After completing multiple different internships and externships during his time at Case Western Reserve University School of Law, 3L Sam Halpert Rodis is looking ahead to his post-graduate life as a Judge Advocate with the U.S. Army.
“The most rewarding work I have done has been in connection with special victims cases (judicial and administrative),” Halpert Rodis says. “I also enjoy working on anything that involves federal regulation and compliance.”
During his time in law school, Halpert Rodis was involved in the Muslim Law Student Association and served as the treasurer of the Sports and Entertainment Law Society. He particularly credits his LLEAP 3 professor, Matthew Salerno, for improving his legal writing confidence. Halpert Rodis also highlights Keith Dye, Senior Director of Career Development and Student Services Student Services, for his resources and career advice.

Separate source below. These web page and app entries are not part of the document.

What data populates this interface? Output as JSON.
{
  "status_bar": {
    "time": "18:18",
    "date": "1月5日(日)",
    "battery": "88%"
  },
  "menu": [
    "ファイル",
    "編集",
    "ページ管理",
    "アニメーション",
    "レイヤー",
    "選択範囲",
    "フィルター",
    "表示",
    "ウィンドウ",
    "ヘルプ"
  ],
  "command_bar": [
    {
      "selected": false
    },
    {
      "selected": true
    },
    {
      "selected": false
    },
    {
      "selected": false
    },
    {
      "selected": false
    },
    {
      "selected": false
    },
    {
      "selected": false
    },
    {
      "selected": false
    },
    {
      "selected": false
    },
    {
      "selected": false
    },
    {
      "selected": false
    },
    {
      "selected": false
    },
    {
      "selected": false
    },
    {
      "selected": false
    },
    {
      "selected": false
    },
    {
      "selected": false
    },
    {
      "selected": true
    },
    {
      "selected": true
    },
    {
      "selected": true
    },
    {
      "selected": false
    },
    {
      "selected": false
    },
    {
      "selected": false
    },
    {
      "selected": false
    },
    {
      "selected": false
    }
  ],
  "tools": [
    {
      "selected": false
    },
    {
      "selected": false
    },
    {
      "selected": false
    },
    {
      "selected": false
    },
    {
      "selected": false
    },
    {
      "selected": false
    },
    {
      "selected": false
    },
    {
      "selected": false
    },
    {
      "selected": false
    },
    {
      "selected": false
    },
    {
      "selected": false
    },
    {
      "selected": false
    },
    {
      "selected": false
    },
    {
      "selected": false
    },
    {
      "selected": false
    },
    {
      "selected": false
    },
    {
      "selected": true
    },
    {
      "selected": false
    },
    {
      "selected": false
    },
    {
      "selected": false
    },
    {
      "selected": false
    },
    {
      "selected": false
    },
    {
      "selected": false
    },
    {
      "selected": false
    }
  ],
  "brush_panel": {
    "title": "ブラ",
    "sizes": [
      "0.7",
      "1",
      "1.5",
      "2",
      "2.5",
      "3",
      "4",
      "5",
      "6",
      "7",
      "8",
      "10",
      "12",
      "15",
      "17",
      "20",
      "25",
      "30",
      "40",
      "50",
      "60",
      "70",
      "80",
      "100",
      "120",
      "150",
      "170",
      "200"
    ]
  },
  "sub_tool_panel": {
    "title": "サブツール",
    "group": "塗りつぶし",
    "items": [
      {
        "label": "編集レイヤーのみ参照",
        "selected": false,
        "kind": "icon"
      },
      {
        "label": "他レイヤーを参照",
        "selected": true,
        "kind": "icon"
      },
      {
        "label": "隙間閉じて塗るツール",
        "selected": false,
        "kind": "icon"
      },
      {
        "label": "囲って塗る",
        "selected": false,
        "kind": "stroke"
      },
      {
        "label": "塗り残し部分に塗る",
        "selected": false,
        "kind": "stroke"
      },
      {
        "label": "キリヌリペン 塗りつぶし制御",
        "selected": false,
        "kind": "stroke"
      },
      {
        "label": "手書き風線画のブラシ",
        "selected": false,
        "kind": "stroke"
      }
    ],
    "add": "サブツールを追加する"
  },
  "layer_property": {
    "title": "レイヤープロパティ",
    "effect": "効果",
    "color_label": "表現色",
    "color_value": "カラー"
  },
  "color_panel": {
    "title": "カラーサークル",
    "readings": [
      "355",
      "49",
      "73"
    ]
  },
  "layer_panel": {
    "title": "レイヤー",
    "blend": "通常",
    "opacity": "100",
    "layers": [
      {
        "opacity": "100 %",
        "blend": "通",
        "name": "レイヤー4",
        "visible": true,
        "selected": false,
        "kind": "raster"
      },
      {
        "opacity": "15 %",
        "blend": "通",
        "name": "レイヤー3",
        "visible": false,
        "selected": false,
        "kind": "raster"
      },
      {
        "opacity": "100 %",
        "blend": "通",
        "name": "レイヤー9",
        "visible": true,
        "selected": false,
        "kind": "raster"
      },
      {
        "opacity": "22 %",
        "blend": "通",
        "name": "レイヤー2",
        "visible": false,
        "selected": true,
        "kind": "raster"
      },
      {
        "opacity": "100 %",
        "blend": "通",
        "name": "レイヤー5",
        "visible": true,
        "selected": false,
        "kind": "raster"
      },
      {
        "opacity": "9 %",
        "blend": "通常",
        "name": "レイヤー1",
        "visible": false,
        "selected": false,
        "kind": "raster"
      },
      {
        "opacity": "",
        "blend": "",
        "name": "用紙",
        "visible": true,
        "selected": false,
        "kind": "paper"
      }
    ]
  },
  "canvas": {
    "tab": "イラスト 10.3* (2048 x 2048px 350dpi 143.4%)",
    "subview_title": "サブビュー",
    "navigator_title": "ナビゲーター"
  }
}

The Career Development Office (CDO) played an important role in Halpert Rodis’ law school career, helping connect him with the five internships he completed over the past few years. These internships included working with the prosecutor for the Residual Special Court of Sierra Leone and serving as a Paralegal with the U.S. Army JAG Corps in Ft. Knox. In addition, Halpert Rodis clerked with the U.S. Attorney’s Office for the Northern District of Ohio, the Cuyahoga County Prosecutor’s Office and the U.S. Coast Guard’s Ninth District Legal Office.
At these internships, Halpert Rodis completed a variety of responsibilities, including conducting legal reviews for administrative action, researching intra-agency and third-party legal authorities, estate work and criminal justice work.
“My 2L Army internship is what led directly to my post-graduate job offer, and I have the CDO to thank for the connection,” Halpert Rodis remarks.
From hosting and coordinating his interviews to making introductions at events, the CDO helped connect Halpert Rodis to many of these internship opportunities, which set him up for his success in his future career.
“Success looks and feels different for every person,” Halpert Rodis says. “I think every law student experiences some pressure to conform to the traditional expectations of success. There is nothing wrong with buying in, but if your values are fundamentally at odds with this version of success then you will be doing yourself a disservice. Becoming a "successful" attorney should start with defining what "success" means to you.”